Michael K OlmstedYou are reading through the Old Testament, encountering tumultuous stories about the blessed people of God, and there appears, without warning or logical arrangement, a book named Ruth. What is even stranger is that Ruth is a foreigner from Moab! No complex theological truths are elaborated, no emphasis on God's laws or holy days are taught, and the story line is hope-filled, almost feeling out of place!

Michael K OlmstedPeople read Jesus' parables in different ways. Some single out and identify every detail as a teaching point. Some draw them to a common focus of “preaching the gospel” or bringing people to salvation. Some discuss the possible omission of details that are lost or left incomplete in the writing down after the telling.

Michael K OlmstedFrom childhood, my family taught me that responsible choices shape a life for good. Experience taught me the challenges that result from combining the ideas of responsibility and choice. Within the Gospel of Luke, today's parable follows the story of a prodigal son who threw away his family inheritance – both money and standards – but found new life in his father's forgiveness.

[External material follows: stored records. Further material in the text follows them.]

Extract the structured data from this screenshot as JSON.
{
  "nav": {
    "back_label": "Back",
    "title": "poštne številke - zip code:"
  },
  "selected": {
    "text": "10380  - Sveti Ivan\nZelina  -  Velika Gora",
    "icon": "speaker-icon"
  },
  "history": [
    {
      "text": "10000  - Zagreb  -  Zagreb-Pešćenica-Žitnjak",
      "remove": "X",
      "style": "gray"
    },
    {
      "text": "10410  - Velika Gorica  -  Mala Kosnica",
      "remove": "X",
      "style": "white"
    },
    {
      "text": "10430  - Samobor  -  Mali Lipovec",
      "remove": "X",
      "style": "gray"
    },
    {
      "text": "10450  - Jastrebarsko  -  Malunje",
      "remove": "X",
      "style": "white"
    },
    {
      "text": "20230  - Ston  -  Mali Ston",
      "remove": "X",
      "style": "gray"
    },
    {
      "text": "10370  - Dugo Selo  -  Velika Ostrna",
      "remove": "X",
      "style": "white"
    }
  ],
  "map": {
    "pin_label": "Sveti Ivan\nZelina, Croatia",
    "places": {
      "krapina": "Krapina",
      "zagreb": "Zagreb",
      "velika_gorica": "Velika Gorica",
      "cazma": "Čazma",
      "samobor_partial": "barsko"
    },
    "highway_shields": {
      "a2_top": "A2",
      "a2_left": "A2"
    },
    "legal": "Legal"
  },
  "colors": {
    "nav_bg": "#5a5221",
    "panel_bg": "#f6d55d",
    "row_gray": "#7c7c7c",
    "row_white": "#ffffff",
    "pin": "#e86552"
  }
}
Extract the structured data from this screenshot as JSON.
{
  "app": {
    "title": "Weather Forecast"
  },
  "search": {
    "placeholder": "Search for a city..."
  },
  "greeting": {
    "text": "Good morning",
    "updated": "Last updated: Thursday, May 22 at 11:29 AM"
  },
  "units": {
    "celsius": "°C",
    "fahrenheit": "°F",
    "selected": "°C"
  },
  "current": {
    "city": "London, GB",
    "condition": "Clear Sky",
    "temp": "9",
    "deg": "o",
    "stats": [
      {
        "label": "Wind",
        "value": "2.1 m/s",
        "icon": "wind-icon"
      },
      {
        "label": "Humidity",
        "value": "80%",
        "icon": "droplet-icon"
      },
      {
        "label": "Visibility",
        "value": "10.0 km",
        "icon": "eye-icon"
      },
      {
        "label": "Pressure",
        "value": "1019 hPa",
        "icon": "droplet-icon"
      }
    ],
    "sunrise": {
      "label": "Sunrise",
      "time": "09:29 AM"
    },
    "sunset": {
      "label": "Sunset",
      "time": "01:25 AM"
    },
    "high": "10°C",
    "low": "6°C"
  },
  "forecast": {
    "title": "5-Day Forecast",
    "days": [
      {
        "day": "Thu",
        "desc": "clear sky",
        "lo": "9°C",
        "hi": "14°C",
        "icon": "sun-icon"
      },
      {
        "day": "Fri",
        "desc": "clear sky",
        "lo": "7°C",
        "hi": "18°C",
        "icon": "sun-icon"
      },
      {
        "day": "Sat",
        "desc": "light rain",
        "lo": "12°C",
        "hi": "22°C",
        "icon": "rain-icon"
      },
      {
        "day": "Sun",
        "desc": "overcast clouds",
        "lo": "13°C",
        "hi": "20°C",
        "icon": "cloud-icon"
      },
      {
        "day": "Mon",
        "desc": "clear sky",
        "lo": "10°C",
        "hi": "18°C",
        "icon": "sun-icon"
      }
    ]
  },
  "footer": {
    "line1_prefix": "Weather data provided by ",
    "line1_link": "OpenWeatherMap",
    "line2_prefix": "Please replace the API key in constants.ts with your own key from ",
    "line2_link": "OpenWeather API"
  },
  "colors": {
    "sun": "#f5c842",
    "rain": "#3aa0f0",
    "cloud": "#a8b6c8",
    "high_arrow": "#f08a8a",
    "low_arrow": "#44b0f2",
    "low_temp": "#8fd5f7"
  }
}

Michael K OlmstedThe parable in this week's scripture is a scandalous story. The gifted English scholar William Barclay describes it as “a difficult parable to interpret.”

Michael K OlmstedEvery week, in my mailbox and on my television, there appear invitations to seminars about financial security, investing for the future and planning for the golden years. I know there were no IRAs, Edward Jones, or Social Security in Jesus' day, but how am I to interpret Jesus' words: “Do not store up for yourselves treasures on earth, where moth and rust consume and where thieves break in and steal” (v. 19)?

Michael K OlmstedJames is a book about necessities. Our modern bookshelves are crowded with books about money management and investments, career success, strategic planning, beauty secrets and diets and exercise programs promising health and longevity. But what about the inner person, the spiritual, the connection with God?

Michael K OlmstedDo you remember the Peanuts cartoon character named Pigpen who was always surrounded by a cloud of dust and looked unkempt? He was a good kid, but he was marked by an obvious flaw. That's us!

Michael K OlmstedSomeone told me when I was young, “Be careful what you say, because your words can come back to hurt you and once said they can't be erased.” It is inevitable that James, teaching about the significance and power of living a Christian life, includes “the tongue is a small member, yet it boasts of great exploits” (v. 5)

Michael K OlmstedWhat good is it? Now, there is a disturbing question for religious people.

When you read the gospels and the New Testament letters, the idea of religion is reshaped into a personal relationship with God through his Son and a daily lifestyle based on God's love and grace.